(Records for processing)

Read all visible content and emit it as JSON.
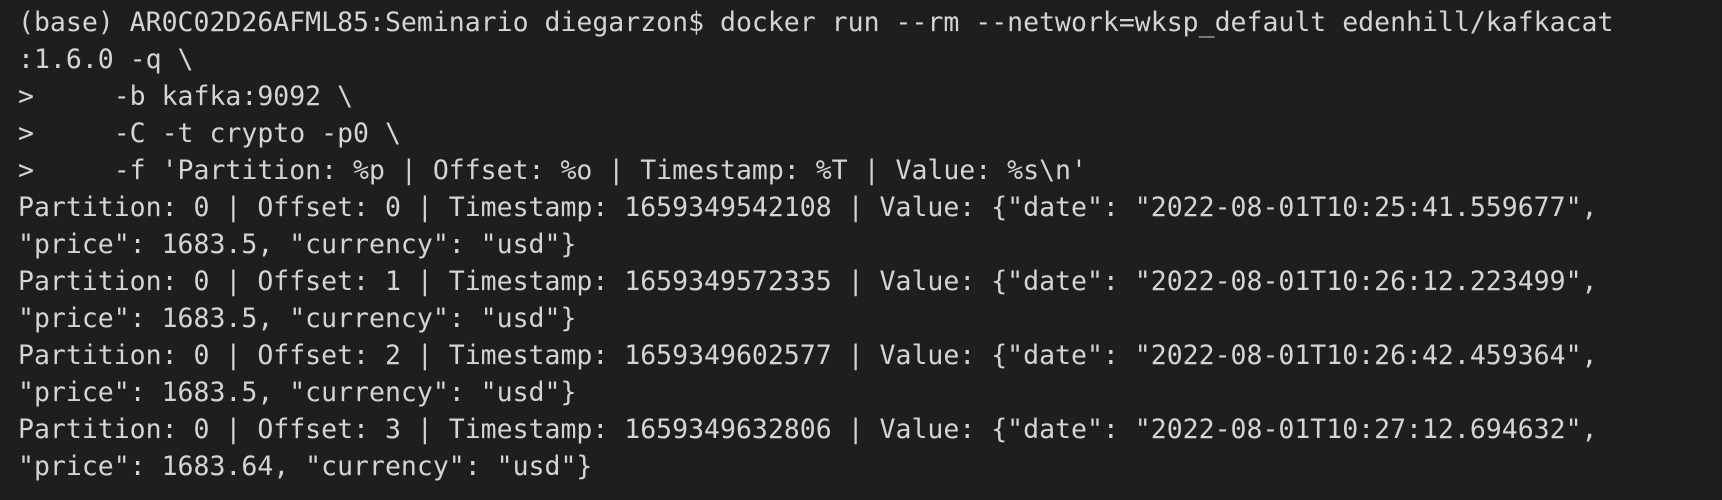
{
  "terminal": {
    "lines": [
      "(base) AR0C02D26AFML85:Seminario diegarzon$ docker run --rm --network=wksp_default edenhill/kafkacat",
      ":1.6.0 -q \\",
      ">     -b kafka:9092 \\",
      ">     -C -t crypto -p0 \\",
      ">     -f 'Partition: %p | Offset: %o | Timestamp: %T | Value: %s\\n'",
      "Partition: 0 | Offset: 0 | Timestamp: 1659349542108 | Value: {\"date\": \"2022-08-01T10:25:41.559677\",",
      "\"price\": 1683.5, \"currency\": \"usd\"}",
      "Partition: 0 | Offset: 1 | Timestamp: 1659349572335 | Value: {\"date\": \"2022-08-01T10:26:12.223499\",",
      "\"price\": 1683.5, \"currency\": \"usd\"}",
      "Partition: 0 | Offset: 2 | Timestamp: 1659349602577 | Value: {\"date\": \"2022-08-01T10:26:42.459364\",",
      "\"price\": 1683.5, \"currency\": \"usd\"}",
      "Partition: 0 | Offset: 3 | Timestamp: 1659349632806 | Value: {\"date\": \"2022-08-01T10:27:12.694632\",",
      "\"price\": 1683.64, \"currency\": \"usd\"}"
    ]
  }
}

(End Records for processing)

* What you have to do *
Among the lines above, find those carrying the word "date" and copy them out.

* Response below *
      "Partition: 0 | Offset: 0 | Timestamp: 1659349542108 | Value: {\"date\": \"2022-08-01T10:25:41.559677\",",
      "Partition: 0 | Offset: 1 | Timestamp: 1659349572335 | Value: {\"date\": \"2022-08-01T10:26:12.223499\",",
      "Partition: 0 | Offset: 2 | Timestamp: 1659349602577 | Value: {\"date\": \"2022-08-01T10:26:42.459364\",",
      "Partition: 0 | Offset: 3 | Timestamp: 1659349632806 | Value: {\"date\": \"2022-08-01T10:27:12.694632\",",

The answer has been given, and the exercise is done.